It seems they’ve formed some tornadoes in Siberia.
As the New York Post reports, the Kamchatka Peninsula—a region of Siberia that juts out between the Sea of Okhotsk and the Bering Sea—recently played host to funnel clouds of swarming mosquitoes along its eastern coast.
“I left early this morning, and as you can see I ended up right in the thick of things,” Aleksei Ponomaryov, who captured the footage of the phenomenon, told local news outlet Kamchatka-Inform, via Radio Free Europe/Radio Liberty. “I can't say how high these pillars [of mosquitoes] were, it seemed like they rose up to the clouds.”
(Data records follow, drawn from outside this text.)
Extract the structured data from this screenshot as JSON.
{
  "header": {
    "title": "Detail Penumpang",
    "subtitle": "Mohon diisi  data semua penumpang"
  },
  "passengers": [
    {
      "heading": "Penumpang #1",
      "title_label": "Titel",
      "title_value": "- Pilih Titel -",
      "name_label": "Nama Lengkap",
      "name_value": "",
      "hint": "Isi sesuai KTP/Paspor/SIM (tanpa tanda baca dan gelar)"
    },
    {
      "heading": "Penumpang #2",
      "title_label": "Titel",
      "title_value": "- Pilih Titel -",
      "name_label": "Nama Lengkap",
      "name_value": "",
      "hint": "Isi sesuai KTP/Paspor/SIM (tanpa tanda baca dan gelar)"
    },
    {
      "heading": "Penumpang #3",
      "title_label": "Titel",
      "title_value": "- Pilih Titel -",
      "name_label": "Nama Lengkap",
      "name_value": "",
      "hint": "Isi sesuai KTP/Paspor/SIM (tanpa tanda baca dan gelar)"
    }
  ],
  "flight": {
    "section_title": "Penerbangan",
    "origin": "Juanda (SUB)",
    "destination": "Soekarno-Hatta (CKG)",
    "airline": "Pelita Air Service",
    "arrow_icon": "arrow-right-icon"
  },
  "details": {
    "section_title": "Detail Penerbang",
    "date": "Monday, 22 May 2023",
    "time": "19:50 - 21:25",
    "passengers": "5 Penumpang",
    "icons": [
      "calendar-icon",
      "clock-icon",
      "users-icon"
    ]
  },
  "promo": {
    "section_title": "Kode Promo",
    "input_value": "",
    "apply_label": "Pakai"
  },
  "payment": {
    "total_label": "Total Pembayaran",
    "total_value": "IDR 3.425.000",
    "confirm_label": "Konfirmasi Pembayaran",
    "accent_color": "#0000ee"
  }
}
The pillars weren’t static—Ponomaryov witnessed the mosquitoes routinely disband and then cluster into new columns. According to entomologist Lyudmila Lobkova, the insects perform this terrifying ballet when they’re trying to secure a mate. “These are male mosquitoes swarming around one of several females in order to mate, there is nothing wrong about this phenomenon,” she explained to Kamchatka-Inform, via The Siberian Times.
Though the phenomenon might be normal—and locals endure it every year—it’s also possible that climate change is affecting its scope and frequency. “It got warmer than it usually does earlier in the year, and it has stayed abnormally hot in the region for months, which means a nice, long, warm season for mosquitoes to procreate,” NPR climate reporter Rebecca Hersher explained in a 2020 episode of the radio program Short Wave.
[h/t New York Post]